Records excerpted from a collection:
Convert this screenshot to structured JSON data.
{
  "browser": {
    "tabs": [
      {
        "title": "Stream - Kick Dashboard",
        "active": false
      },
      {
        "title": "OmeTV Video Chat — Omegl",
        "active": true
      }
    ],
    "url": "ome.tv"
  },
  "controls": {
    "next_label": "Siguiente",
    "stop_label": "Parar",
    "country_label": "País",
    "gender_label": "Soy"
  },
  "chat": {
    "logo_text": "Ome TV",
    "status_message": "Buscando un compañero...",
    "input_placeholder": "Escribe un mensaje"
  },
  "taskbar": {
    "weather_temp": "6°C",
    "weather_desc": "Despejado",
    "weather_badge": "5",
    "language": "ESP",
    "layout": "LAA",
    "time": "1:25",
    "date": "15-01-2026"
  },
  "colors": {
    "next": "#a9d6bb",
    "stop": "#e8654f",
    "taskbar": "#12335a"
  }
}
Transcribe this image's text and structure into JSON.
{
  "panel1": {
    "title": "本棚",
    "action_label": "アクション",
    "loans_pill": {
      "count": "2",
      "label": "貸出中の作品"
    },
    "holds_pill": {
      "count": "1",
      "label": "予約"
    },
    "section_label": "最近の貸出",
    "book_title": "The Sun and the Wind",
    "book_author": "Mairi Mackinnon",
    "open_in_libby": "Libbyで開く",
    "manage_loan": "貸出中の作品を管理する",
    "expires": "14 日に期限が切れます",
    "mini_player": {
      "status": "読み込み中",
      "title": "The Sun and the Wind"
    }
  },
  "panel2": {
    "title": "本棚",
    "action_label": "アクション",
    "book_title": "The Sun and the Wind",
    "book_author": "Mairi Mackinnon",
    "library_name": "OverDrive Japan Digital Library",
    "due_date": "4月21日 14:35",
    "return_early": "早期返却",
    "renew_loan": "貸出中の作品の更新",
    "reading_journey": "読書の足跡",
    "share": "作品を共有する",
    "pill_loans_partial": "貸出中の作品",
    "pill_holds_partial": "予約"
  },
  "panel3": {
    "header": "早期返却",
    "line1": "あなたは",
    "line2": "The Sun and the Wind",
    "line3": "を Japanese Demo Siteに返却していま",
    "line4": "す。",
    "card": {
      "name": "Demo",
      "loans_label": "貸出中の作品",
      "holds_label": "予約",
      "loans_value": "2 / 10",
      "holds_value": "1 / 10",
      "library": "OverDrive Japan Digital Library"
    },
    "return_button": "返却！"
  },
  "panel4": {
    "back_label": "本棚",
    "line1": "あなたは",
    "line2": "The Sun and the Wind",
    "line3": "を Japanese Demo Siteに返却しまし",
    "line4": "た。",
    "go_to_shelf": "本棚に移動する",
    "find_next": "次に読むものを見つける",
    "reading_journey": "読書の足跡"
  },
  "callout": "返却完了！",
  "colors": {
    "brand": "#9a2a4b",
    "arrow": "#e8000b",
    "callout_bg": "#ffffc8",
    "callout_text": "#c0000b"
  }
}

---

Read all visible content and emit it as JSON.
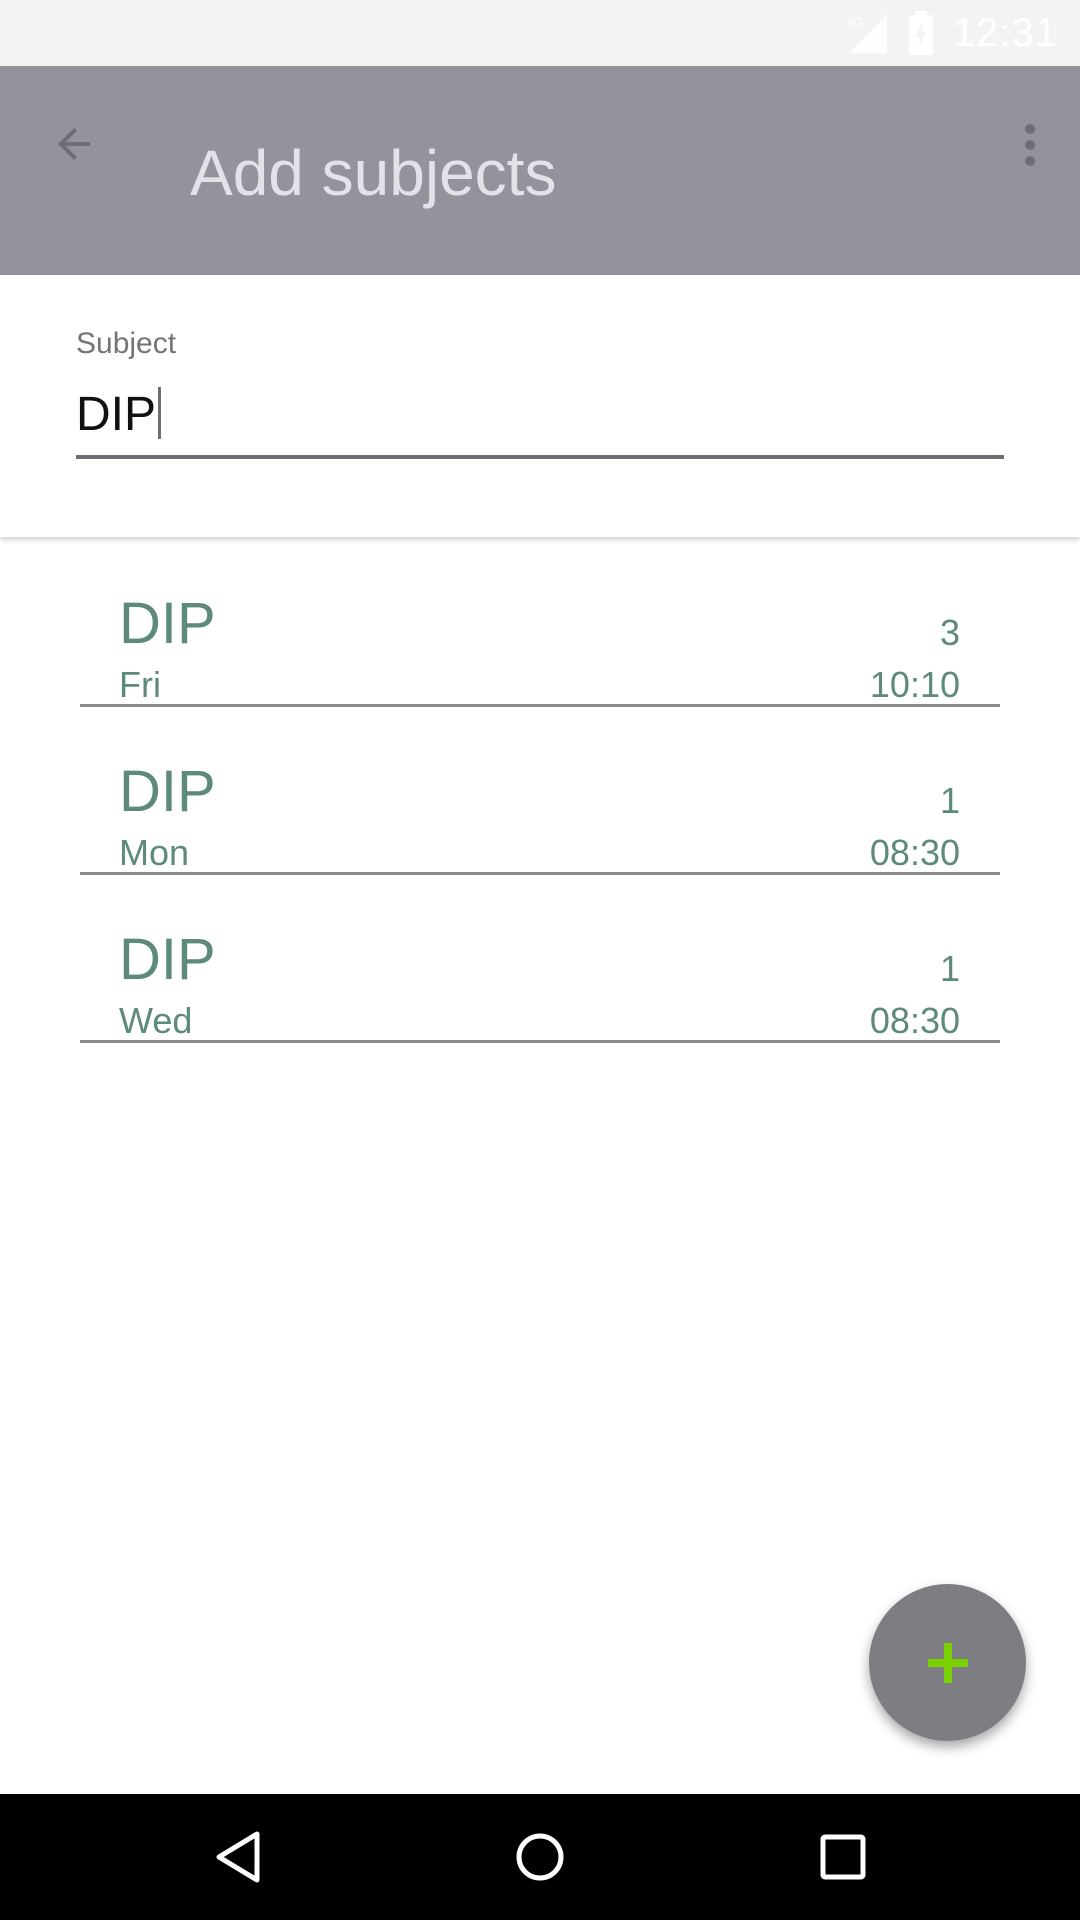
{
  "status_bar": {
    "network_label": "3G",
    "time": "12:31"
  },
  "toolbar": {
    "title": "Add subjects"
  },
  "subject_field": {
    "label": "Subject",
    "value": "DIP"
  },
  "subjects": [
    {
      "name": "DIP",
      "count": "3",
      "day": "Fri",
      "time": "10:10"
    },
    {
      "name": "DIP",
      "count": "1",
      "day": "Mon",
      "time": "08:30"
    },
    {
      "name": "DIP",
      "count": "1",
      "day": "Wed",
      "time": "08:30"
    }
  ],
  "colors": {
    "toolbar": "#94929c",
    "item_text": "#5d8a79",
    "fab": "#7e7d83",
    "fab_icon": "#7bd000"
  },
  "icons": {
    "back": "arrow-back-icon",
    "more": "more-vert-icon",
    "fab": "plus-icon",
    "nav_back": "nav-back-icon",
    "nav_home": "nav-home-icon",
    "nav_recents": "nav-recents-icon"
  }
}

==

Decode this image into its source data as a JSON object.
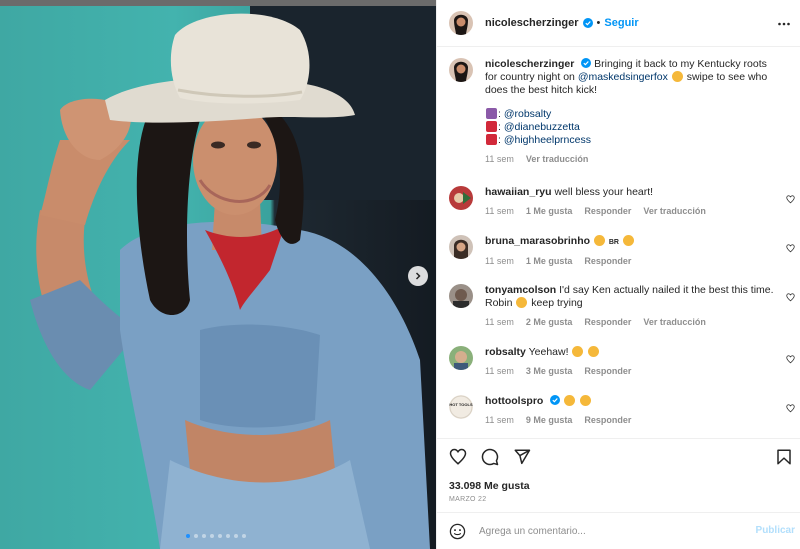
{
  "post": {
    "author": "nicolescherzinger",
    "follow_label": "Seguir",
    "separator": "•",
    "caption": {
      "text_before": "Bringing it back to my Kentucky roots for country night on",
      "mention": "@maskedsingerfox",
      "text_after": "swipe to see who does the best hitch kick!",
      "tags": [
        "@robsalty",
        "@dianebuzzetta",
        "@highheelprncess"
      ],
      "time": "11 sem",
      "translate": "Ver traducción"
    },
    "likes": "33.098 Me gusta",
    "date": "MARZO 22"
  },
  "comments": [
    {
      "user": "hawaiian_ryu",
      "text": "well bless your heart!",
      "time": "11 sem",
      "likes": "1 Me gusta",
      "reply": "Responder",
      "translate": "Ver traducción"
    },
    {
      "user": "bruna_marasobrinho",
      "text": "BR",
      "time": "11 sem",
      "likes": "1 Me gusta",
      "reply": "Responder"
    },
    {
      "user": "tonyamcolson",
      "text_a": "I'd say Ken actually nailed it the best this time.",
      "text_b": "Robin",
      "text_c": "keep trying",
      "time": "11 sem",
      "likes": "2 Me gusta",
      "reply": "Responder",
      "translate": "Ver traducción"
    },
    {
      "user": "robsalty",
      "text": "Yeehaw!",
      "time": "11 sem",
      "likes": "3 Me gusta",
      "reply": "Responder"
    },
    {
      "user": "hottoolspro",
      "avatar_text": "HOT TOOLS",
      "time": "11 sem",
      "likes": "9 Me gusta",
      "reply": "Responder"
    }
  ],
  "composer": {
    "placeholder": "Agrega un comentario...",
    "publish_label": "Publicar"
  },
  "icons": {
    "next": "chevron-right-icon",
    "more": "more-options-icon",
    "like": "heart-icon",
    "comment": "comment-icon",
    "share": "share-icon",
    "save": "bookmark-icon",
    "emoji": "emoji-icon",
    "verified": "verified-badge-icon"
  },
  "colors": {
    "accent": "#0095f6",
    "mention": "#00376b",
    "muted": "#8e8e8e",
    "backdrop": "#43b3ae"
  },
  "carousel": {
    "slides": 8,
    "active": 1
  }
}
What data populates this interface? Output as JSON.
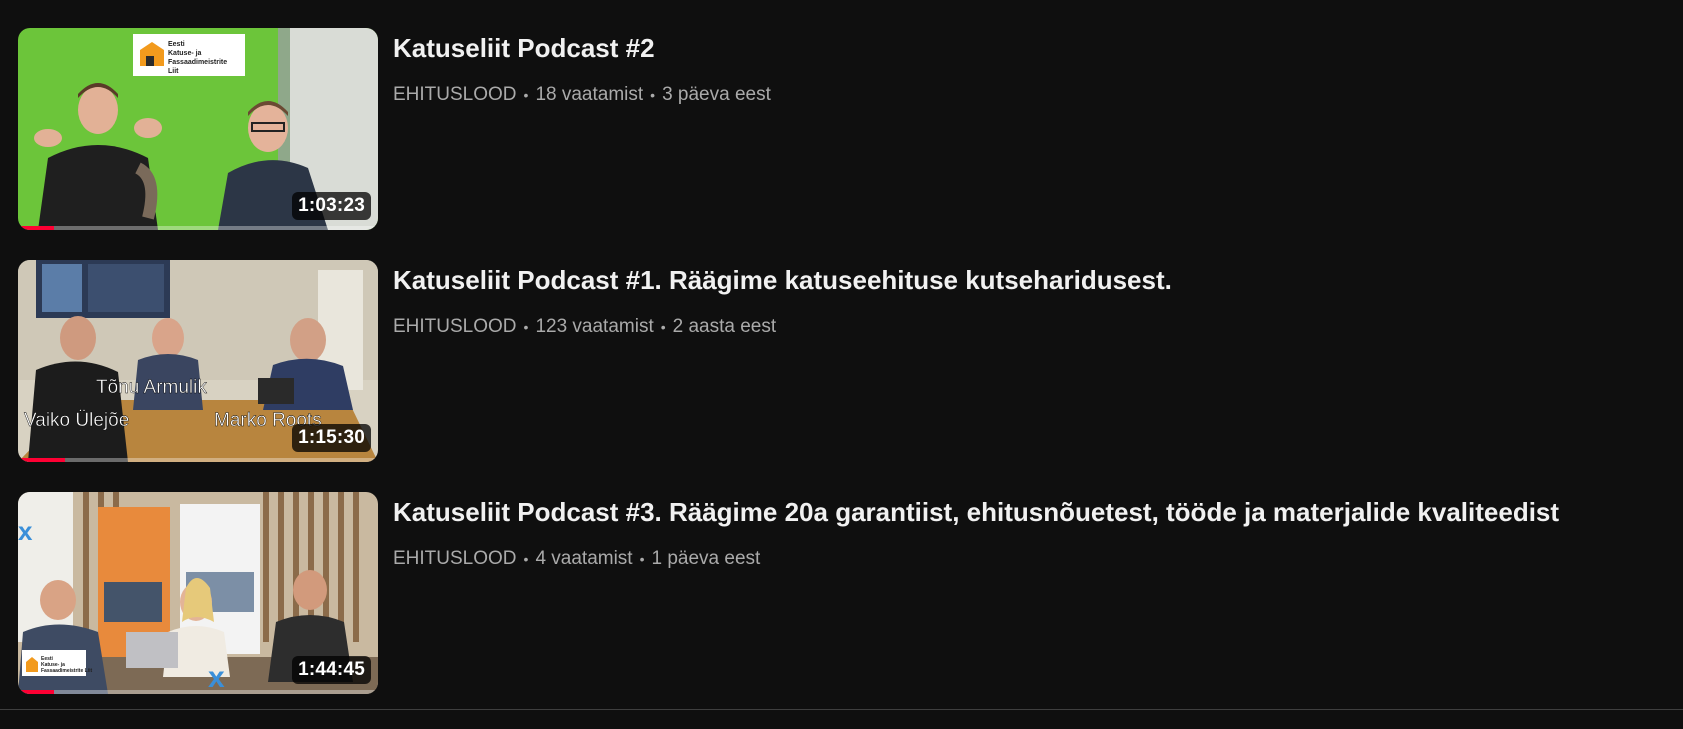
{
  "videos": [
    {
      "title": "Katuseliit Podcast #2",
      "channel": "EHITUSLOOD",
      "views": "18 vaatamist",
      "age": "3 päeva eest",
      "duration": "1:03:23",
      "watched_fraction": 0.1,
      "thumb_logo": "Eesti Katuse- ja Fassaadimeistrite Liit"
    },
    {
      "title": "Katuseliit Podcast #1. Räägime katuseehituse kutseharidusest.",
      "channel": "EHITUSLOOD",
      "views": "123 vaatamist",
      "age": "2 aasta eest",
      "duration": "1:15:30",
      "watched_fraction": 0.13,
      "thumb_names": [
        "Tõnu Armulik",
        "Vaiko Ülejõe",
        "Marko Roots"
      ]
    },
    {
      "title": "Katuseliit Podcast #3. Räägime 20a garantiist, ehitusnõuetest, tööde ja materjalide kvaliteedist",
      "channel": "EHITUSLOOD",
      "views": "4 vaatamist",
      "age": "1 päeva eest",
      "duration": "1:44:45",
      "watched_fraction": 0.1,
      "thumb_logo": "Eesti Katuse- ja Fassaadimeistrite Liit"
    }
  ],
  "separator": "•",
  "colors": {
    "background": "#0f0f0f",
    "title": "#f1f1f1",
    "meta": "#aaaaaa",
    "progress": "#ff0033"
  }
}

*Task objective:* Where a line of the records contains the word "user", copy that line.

*Response box:*
      "user": "hawaiian_ryu",
      "user": "bruna_marasobrinho",
      "user": "tonyamcolson",
      "user": "robsalty",
      "user": "hottoolspro",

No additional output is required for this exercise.